Task directions:
Pictures are not part of the copy. Reproduce all the records exactly.

══════════════════════════════

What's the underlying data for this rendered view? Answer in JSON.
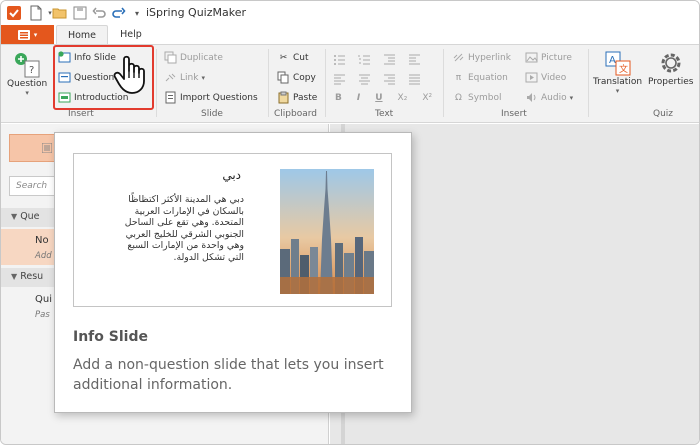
{
  "app": {
    "title": "iSpring QuizMaker"
  },
  "tabs": [
    {
      "label": "Home"
    },
    {
      "label": "Help"
    }
  ],
  "ribbon": {
    "insert_group": {
      "question_label": "Question",
      "info_slide": "Info Slide",
      "question": "Question",
      "introduction": "Introduction",
      "group_label": "Insert"
    },
    "slide_group": {
      "duplicate": "Duplicate",
      "link": "Link",
      "import_questions": "Import Questions",
      "group_label": "Slide"
    },
    "clipboard_group": {
      "cut": "Cut",
      "copy": "Copy",
      "paste": "Paste",
      "group_label": "Clipboard"
    },
    "text_group": {
      "bold": "B",
      "italic": "I",
      "underline": "U",
      "subscript": "X₂",
      "superscript": "X²",
      "group_label": "Text"
    },
    "insert2_group": {
      "hyperlink": "Hyperlink",
      "equation": "Equation",
      "symbol": "Symbol",
      "picture": "Picture",
      "video": "Video",
      "audio": "Audio",
      "group_label": "Insert"
    },
    "quiz_group": {
      "translation": "Translation",
      "properties": "Properties",
      "group_label": "Quiz"
    }
  },
  "left_panel": {
    "search_placeholder": "Search",
    "section_questions": "Que",
    "item1_title": "No",
    "item1_sub": "Add",
    "section_results": "Resu",
    "item2_title": "Qui",
    "item2_sub": "Pas"
  },
  "tooltip": {
    "preview_title_ar": "دبي",
    "preview_body_ar": [
      "دبي هي المدينة الأكثر اكتظاظًا",
      "بالسكان في الإمارات العربية",
      "المتحدة. وهي تقع على الساحل",
      "الجنوبي الشرقي للخليج العربي",
      "وهي واحدة من الإمارات السبع",
      "التي تشكل الدولة."
    ],
    "title": "Info Slide",
    "description": "Add a non-question slide that lets you insert additional information."
  },
  "colors": {
    "accent": "#e4571d",
    "highlight": "#e23b2e",
    "selected_row": "#f7d7c2"
  }
}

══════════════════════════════

Solved problem:
What's the underlying data for this rendered view? Answer in JSON.
{
  "app": {
    "title": "iSpring QuizMaker"
  },
  "tabs": [
    {
      "label": "Home"
    },
    {
      "label": "Help"
    }
  ],
  "ribbon": {
    "insert_group": {
      "question_label": "Question",
      "info_slide": "Info Slide",
      "question": "Question",
      "introduction": "Introduction",
      "group_label": "Insert"
    },
    "slide_group": {
      "duplicate": "Duplicate",
      "link": "Link",
      "import_questions": "Import Questions",
      "group_label": "Slide"
    },
    "clipboard_group": {
      "cut": "Cut",
      "copy": "Copy",
      "paste": "Paste",
      "group_label": "Clipboard"
    },
    "text_group": {
      "bold": "B",
      "italic": "I",
      "underline": "U",
      "subscript": "X₂",
      "superscript": "X²",
      "group_label": "Text"
    },
    "insert2_group": {
      "hyperlink": "Hyperlink",
      "equation": "Equation",
      "symbol": "Symbol",
      "picture": "Picture",
      "video": "Video",
      "audio": "Audio",
      "group_label": "Insert"
    },
    "quiz_group": {
      "translation": "Translation",
      "properties": "Properties",
      "group_label": "Quiz"
    }
  },
  "left_panel": {
    "search_placeholder": "Search",
    "section_questions": "Que",
    "item1_title": "No",
    "item1_sub": "Add",
    "section_results": "Resu",
    "item2_title": "Qui",
    "item2_sub": "Pas"
  },
  "tooltip": {
    "preview_title_ar": "دبي",
    "preview_body_ar": [
      "دبي هي المدينة الأكثر اكتظاظًا",
      "بالسكان في الإمارات العربية",
      "المتحدة. وهي تقع على الساحل",
      "الجنوبي الشرقي للخليج العربي",
      "وهي واحدة من الإمارات السبع",
      "التي تشكل الدولة."
    ],
    "title": "Info Slide",
    "description": "Add a non-question slide that lets you insert additional information."
  },
  "colors": {
    "accent": "#e4571d",
    "highlight": "#e23b2e",
    "selected_row": "#f7d7c2"
  }
}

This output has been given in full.